::: Material shown :::

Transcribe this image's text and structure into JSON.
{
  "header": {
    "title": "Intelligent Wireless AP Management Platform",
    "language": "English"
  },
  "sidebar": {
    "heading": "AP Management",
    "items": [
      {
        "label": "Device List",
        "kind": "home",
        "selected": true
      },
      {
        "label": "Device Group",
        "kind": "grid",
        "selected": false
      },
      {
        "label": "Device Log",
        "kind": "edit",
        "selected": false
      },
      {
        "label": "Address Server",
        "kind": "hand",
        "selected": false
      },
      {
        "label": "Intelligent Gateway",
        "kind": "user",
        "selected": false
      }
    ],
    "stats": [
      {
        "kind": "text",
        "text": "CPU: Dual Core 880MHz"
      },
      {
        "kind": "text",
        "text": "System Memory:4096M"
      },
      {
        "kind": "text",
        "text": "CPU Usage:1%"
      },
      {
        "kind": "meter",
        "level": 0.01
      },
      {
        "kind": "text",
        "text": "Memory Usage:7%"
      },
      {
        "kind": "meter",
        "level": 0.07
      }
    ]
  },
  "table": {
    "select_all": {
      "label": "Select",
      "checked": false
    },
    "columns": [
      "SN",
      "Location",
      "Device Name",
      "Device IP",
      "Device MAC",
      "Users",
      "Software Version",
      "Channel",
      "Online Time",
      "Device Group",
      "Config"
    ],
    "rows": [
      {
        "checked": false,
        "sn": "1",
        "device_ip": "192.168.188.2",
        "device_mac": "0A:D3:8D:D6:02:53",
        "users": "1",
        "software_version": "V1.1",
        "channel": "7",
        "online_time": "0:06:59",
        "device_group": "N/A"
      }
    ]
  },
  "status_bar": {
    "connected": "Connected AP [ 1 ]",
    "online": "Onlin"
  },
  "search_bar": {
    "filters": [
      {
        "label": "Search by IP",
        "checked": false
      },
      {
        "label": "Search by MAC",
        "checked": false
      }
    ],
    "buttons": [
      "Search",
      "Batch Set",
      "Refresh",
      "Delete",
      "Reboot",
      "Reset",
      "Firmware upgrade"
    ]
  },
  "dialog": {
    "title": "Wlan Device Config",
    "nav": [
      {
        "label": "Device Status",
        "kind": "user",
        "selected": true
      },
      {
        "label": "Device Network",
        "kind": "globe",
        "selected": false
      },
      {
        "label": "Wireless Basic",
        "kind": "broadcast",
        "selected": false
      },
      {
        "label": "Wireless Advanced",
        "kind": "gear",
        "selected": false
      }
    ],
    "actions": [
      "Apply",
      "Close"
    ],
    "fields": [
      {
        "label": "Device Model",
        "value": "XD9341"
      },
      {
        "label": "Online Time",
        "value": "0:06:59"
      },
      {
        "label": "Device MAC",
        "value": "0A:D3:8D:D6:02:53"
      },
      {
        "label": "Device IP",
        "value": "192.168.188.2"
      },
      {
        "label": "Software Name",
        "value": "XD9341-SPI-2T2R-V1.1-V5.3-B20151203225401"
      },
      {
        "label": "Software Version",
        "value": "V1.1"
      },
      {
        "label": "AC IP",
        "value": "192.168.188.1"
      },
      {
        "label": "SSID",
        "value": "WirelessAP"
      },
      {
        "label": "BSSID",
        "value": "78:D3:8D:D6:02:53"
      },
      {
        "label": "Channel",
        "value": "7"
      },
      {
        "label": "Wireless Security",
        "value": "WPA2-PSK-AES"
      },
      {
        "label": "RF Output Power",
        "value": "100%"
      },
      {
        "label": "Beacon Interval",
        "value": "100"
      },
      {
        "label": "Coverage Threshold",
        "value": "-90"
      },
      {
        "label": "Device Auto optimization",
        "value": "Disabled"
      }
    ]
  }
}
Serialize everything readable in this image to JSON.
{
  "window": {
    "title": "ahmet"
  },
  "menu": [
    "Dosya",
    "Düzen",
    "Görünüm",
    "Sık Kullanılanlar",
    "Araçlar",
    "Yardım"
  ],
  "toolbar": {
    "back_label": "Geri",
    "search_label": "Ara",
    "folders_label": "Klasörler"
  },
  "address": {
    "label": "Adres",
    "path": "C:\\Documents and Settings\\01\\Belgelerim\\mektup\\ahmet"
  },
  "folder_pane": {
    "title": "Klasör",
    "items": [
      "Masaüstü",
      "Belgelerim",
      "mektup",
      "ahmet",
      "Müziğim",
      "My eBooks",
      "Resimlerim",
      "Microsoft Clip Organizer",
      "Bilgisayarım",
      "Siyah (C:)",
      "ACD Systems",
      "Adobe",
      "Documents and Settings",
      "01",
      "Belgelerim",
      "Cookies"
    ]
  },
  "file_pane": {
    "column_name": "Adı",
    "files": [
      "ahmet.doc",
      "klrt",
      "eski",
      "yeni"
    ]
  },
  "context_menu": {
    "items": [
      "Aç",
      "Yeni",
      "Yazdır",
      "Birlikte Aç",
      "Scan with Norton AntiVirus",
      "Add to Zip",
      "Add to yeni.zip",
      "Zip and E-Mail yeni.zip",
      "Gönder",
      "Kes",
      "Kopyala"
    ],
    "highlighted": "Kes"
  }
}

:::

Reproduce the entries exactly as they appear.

Transcribe this image's text and structure into JSON.
{
  "header": {
    "title": "Intelligent Wireless AP Management Platform",
    "language": "English"
  },
  "sidebar": {
    "heading": "AP Management",
    "items": [
      {
        "label": "Device List",
        "kind": "home",
        "selected": true
      },
      {
        "label": "Device Group",
        "kind": "grid",
        "selected": false
      },
      {
        "label": "Device Log",
        "kind": "edit",
        "selected": false
      },
      {
        "label": "Address Server",
        "kind": "hand",
        "selected": false
      },
      {
        "label": "Intelligent Gateway",
        "kind": "user",
        "selected": false
      }
    ],
    "stats": [
      {
        "kind": "text",
        "text": "CPU: Dual Core 880MHz"
      },
      {
        "kind": "text",
        "text": "System Memory:4096M"
      },
      {
        "kind": "text",
        "text": "CPU Usage:1%"
      },
      {
        "kind": "meter",
        "level": 0.01
      },
      {
        "kind": "text",
        "text": "Memory Usage:7%"
      },
      {
        "kind": "meter",
        "level": 0.07
      }
    ]
  },
  "table": {
    "select_all": {
      "label": "Select",
      "checked": false
    },
    "columns": [
      "SN",
      "Location",
      "Device Name",
      "Device IP",
      "Device MAC",
      "Users",
      "Software Version",
      "Channel",
      "Online Time",
      "Device Group",
      "Config"
    ],
    "rows": [
      {
        "checked": false,
        "sn": "1",
        "device_ip": "192.168.188.2",
        "device_mac": "0A:D3:8D:D6:02:53",
        "users": "1",
        "software_version": "V1.1",
        "channel": "7",
        "online_time": "0:06:59",
        "device_group": "N/A"
      }
    ]
  },
  "status_bar": {
    "connected": "Connected AP [ 1 ]",
    "online": "Onlin"
  },
  "search_bar": {
    "filters": [
      {
        "label": "Search by IP",
        "checked": false
      },
      {
        "label": "Search by MAC",
        "checked": false
      }
    ],
    "buttons": [
      "Search",
      "Batch Set",
      "Refresh",
      "Delete",
      "Reboot",
      "Reset",
      "Firmware upgrade"
    ]
  },
  "dialog": {
    "title": "Wlan Device Config",
    "nav": [
      {
        "label": "Device Status",
        "kind": "user",
        "selected": true
      },
      {
        "label": "Device Network",
        "kind": "globe",
        "selected": false
      },
      {
        "label": "Wireless Basic",
        "kind": "broadcast",
        "selected": false
      },
      {
        "label": "Wireless Advanced",
        "kind": "gear",
        "selected": false
      }
    ],
    "actions": [
      "Apply",
      "Close"
    ],
    "fields": [
      {
        "label": "Device Model",
        "value": "XD9341"
      },
      {
        "label": "Online Time",
        "value": "0:06:59"
      },
      {
        "label": "Device MAC",
        "value": "0A:D3:8D:D6:02:53"
      },
      {
        "label": "Device IP",
        "value": "192.168.188.2"
      },
      {
        "label": "Software Name",
        "value": "XD9341-SPI-2T2R-V1.1-V5.3-B20151203225401"
      },
      {
        "label": "Software Version",
        "value": "V1.1"
      },
      {
        "label": "AC IP",
        "value": "192.168.188.1"
      },
      {
        "label": "SSID",
        "value": "WirelessAP"
      },
      {
        "label": "BSSID",
        "value": "78:D3:8D:D6:02:53"
      },
      {
        "label": "Channel",
        "value": "7"
      },
      {
        "label": "Wireless Security",
        "value": "WPA2-PSK-AES"
      },
      {
        "label": "RF Output Power",
        "value": "100%"
      },
      {
        "label": "Beacon Interval",
        "value": "100"
      },
      {
        "label": "Coverage Threshold",
        "value": "-90"
      },
      {
        "label": "Device Auto optimization",
        "value": "Disabled"
      }
    ]
  }
}
Serialize everything readable in this image to JSON.
{
  "window": {
    "title": "ahmet"
  },
  "menu": [
    "Dosya",
    "Düzen",
    "Görünüm",
    "Sık Kullanılanlar",
    "Araçlar",
    "Yardım"
  ],
  "toolbar": {
    "back_label": "Geri",
    "search_label": "Ara",
    "folders_label": "Klasörler"
  },
  "address": {
    "label": "Adres",
    "path": "C:\\Documents and Settings\\01\\Belgelerim\\mektup\\ahmet"
  },
  "folder_pane": {
    "title": "Klasör",
    "items": [
      "Masaüstü",
      "Belgelerim",
      "mektup",
      "ahmet",
      "Müziğim",
      "My eBooks",
      "Resimlerim",
      "Microsoft Clip Organizer",
      "Bilgisayarım",
      "Siyah (C:)",
      "ACD Systems",
      "Adobe",
      "Documents and Settings",
      "01",
      "Belgelerim",
      "Cookies"
    ]
  },
  "file_pane": {
    "column_name": "Adı",
    "files": [
      "ahmet.doc",
      "klrt",
      "eski",
      "yeni"
    ]
  },
  "context_menu": {
    "items": [
      "Aç",
      "Yeni",
      "Yazdır",
      "Birlikte Aç",
      "Scan with Norton AntiVirus",
      "Add to Zip",
      "Add to yeni.zip",
      "Zip and E-Mail yeni.zip",
      "Gönder",
      "Kes",
      "Kopyala"
    ],
    "highlighted": "Kes"
  }
}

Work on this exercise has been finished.